Bush and Indian Prime Minister Manmohan Singh will tackle many issues at the summit, including tsunami relief, supporting the Afghan government, Iran's nuclear ambitions, returning democracy to Nepal, and containing avian flu. But one of the most crucial items on the agenda is the two nations' impending Nuclear Agreement. Last July, Singh and Bush agreed on the broad outlines of a nuclear deal that would require India to separate its military and civilian nuclear programs. In exchange the U.S. would share nuclear technology with India, whose population now exceeds one billion and whose energy demand has been voracious.

Closing the deal is not guaranteed. U.S. and Indian negotiators have been at it in recent days and Undersecretary Of State Nicholas Burns arrives in the region this week to help put the agreement to bed. Among the sticking points are the proportion of its nuclear program that will be opened to international inspection. "I'll continue to encourage India to produce a credible, transparent and defensible plan to separate its civilian and military programs," Mr. Bush said in an appearance at a meeting of the Asia Society in Washington, D.C., on Wednesday.

Even if U.S. and Indian negotiators get to a deal, selling it to the U.S. Congress and to Indias parliament wont be simple. Many in the U.S. fear that the agreement undermines the Nuclear Non-Proliferation Treaty, which India has not signed. And in India, where the nuclear program is a deep source of national pride and the ultimate defense against nuclear neighbor Pakistan, there is considerable unease about international inspectors scrutinizing Indias prized program.

Still with both administrations committed to the deal, its likely to go through — if not on this trip then at some point. Right now India gets only 3 percent of its energy from nuclear power, and it hopes that figure will rise to as much as 25 percent by 2050 — both to reduce its energy imports and to limit the use of its own coal supplies, which are highly polluting. The U.S. wants to be part of Indias nuclear growth and to see it take place under international oversight.

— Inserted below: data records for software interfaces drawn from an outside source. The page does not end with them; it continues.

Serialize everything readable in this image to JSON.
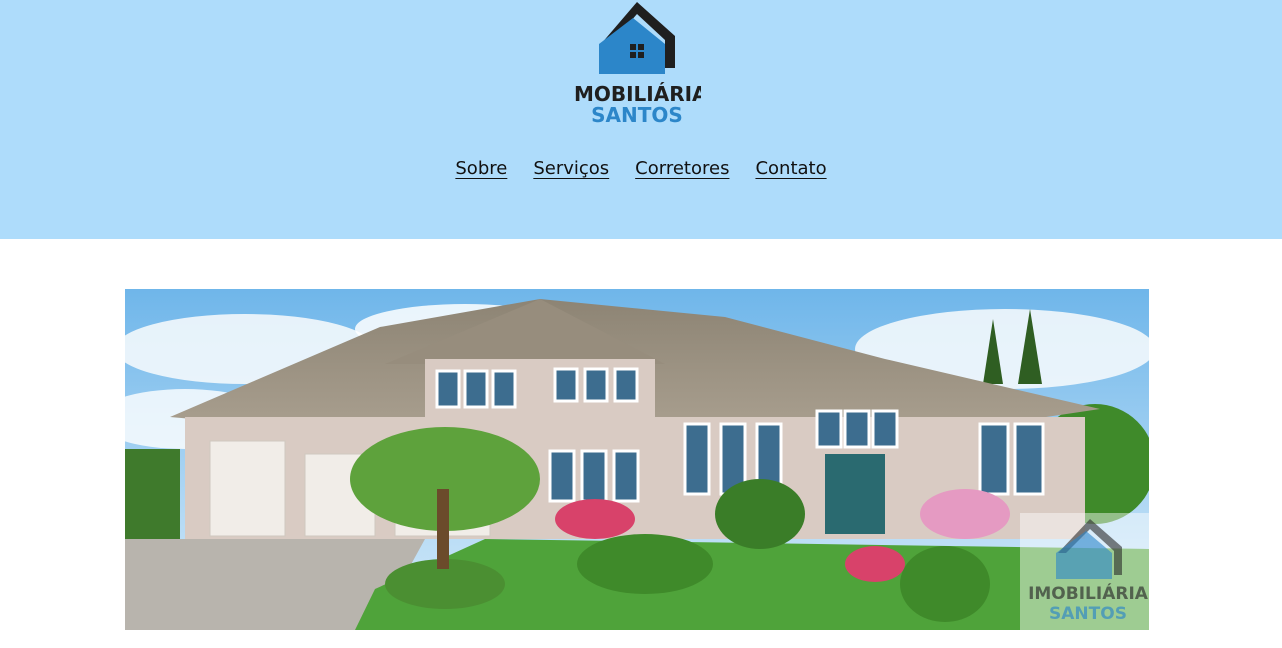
{
  "brand": {
    "line1": "IMOBILIÁRIA",
    "line2": "SANTOS",
    "color_dark": "#1f1f1f",
    "color_blue": "#2c86c9"
  },
  "colors": {
    "header_bg": "#aedcfb",
    "page_bg": "#ffffff"
  },
  "nav": {
    "items": [
      {
        "label": "Sobre"
      },
      {
        "label": "Serviços"
      },
      {
        "label": "Corretores"
      },
      {
        "label": "Contato"
      }
    ]
  },
  "hero": {
    "watermark_line1": "IMOBILIÁRIA",
    "watermark_line2": "SANTOS"
  }
}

Not surprisingly, the U.S. also wants to be part of India's economic growth. In his address to the Asia Society, Bush made it a point to note that while many Americans fear outsourcing of their jobs to India, the Indians have developed a taste for American goods. "Younger Indians are acquiring a taste for pizzas from Dominos and Pizza Hut. And Air India ordered 68 planes valued at more than $11 billion from Boeing, the single largest commercial airplane order in Indias civilian aviation history. Today Indias consumers associate American brands with quality and value."

One major issue that is not likely to get much attention is Indias decades-old conflict with Pakistan over the Indian province of Kashmir. In Washington this week, Indias Ambassador to the United States, Ronen Sen, repeated the countrys longstanding position that it doesnt want third-party intervention in its dispute with Pakistan over the province.

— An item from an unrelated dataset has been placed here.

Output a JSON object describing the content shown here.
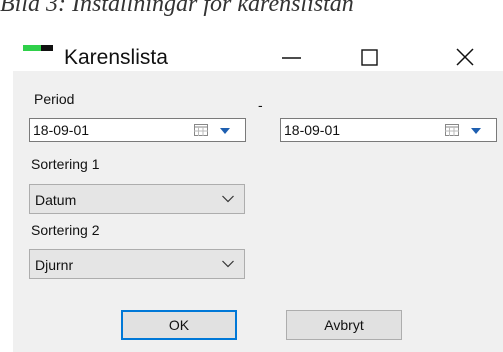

As with much of president Bushs diplomacy, there will be personal touches. Bush and Singh got along well at their July meeting in Washington last year. A senior aide to Bush says the President admires how Singh, a former economist trained at Great Britains Cambridge University, is committed to cutting tariffs and economic liberalization. Aides also say that while Bush has not visited India, he regards it in some ways as his father did when he was U.S. envoy to China in the 1970s — a country with vast potential that is just beginning to come into its own. Says the aide: "Hes very excited about this trip. He knows how important it is." And, he might add given the current circumstances in Washington, how welcome it is.